He warned the government was moving in the direction of the United States where 50 million have no health insurance and 30 million more are deemed ‘uninsurable’.

‘They are trying to abolish a universal health care system.’

John Healy, Labour shadow health minister, was interrupted and heckled several times when he spoke by trade unionists angry at actions of the Blair-Brown governments and for Ed Miliband’s attack on last week’s public sector strike for pensions.

Healy said he was ‘proud of the work we’ve done with Unite, with the work we’ve done on the legislation over there (pointing to parliament), and proud we have the Tories on the backfoot’.

Dr Wendy Savage, founder member of Keep Our NHS Public, said: ‘We must step up our opposition to Lansley’s Bill.

‘It should be withdrawn, scrapped and buried, as the BMJ says in its editorial this week.’

Paul Motante, TUC Public Services, brought greetings from the TUC General Council to the rally.

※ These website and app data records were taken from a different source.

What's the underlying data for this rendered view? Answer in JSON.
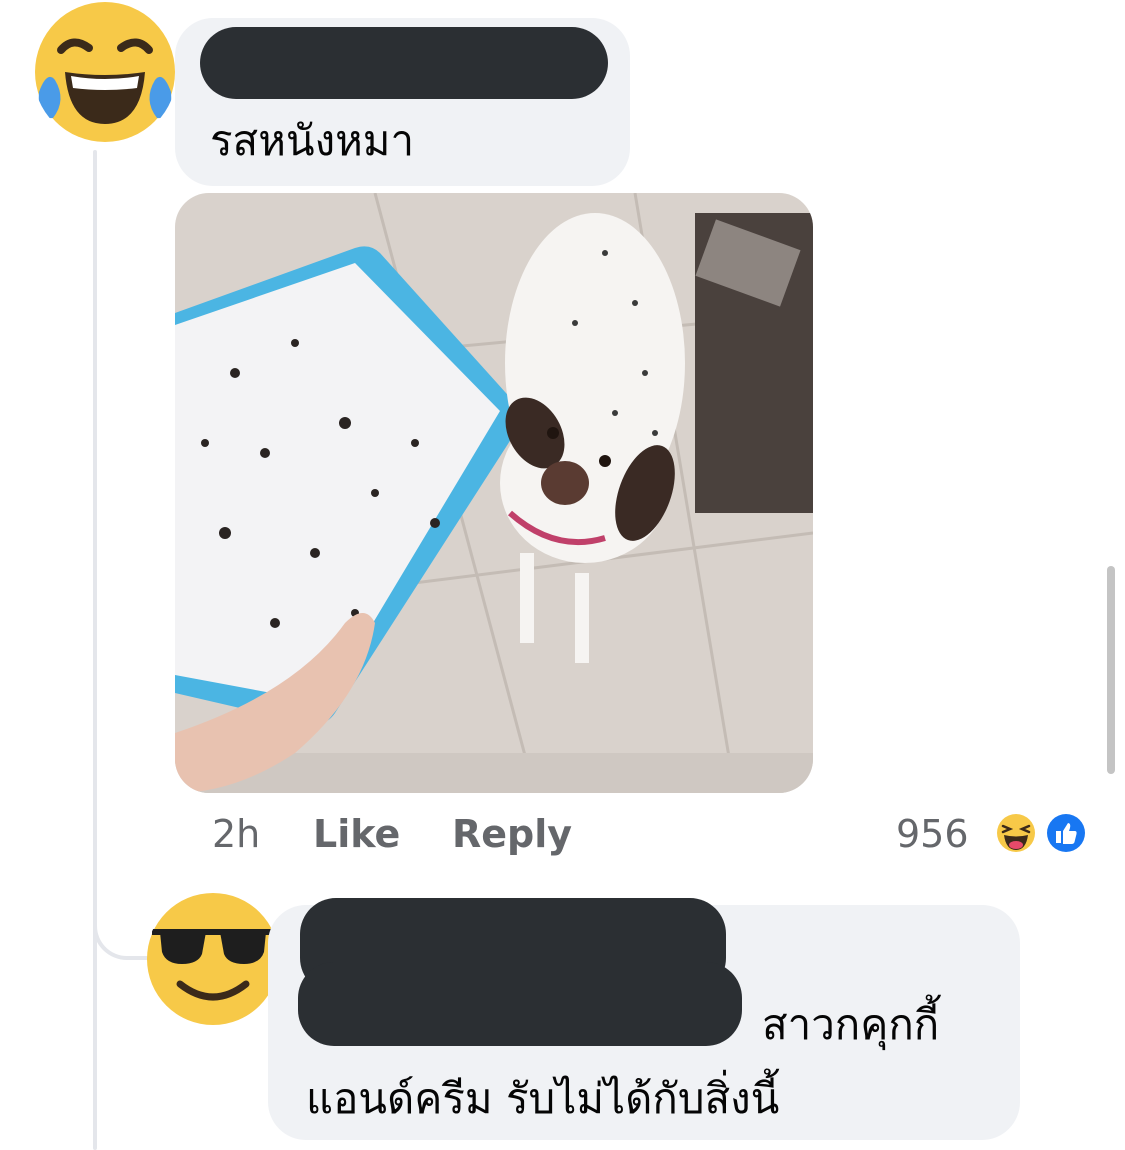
{
  "comment1": {
    "text": "รสหนังหมา",
    "time": "2h",
    "like_label": "Like",
    "reply_label": "Reply",
    "reaction_count": "956",
    "avatar_icon": "laughing-tears-emoji",
    "reaction_icons": [
      "haha-reaction-icon",
      "like-reaction-icon"
    ]
  },
  "reply1": {
    "text_line1": "สาวกคุกกี้",
    "text_line2": "แอนด์ครีม รับไม่ได้กับสิ่งนี้",
    "avatar_icon": "sunglasses-emoji"
  },
  "colors": {
    "bubble": "#f0f2f5",
    "secondary_text": "#65676b",
    "like_blue": "#1877f2",
    "emoji_yellow": "#f7c948"
  }
}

‘Congratulations on a fantastic event on the doorstep of parliament,’ he said.

He urged everyone to stick to the founding principles of the NHS: universal healthcare, healthcare at the point of delivery and healthcare free to all ‘regardless of your income or wealth’.

‘Healthcare is a right not a privilege or a commodity to be bought and sold.’

He said rallies were taking place on the NHS’s 63rd birthday in ‘places as diverse as Torbay, Coventry, Hastings, Manchester and Milton Keynes, sending an unequivocal message to the government and privateers and the healthcare corporations: keep your greedy hands off our NHS!’

Joe, from UK Uncut, said: ‘If we do not fight they will destroy the NHS.’

A medical student from NHS Direct Action said: ‘They’re taking away our social reform so we should show them social revolution. Happy Birthday to the NHS.’

The final speaker was Bill Rogers, secretary of the North-East London Council of Action, who invited everyone to join the latest picket to keep Chase Farm Hospital open outside the closure-threatened hospital in Enfield on July 19, ‘from 7.00am to 2.00pm.’

He said the Council of Action had been fighting for more than four years to keep the hospital open, picketing every month against closure.

‘The trade unions have to step into this fight,’ he said, and stop the private companies coming into the NHS and taking it over.

‘Every hospital and department threatened with closure should be occupied and the trade unions should call a general strike, to stop these cuts and stop this Bill,’ he said to applause and loud shouts of ‘Yes, absolutely!’.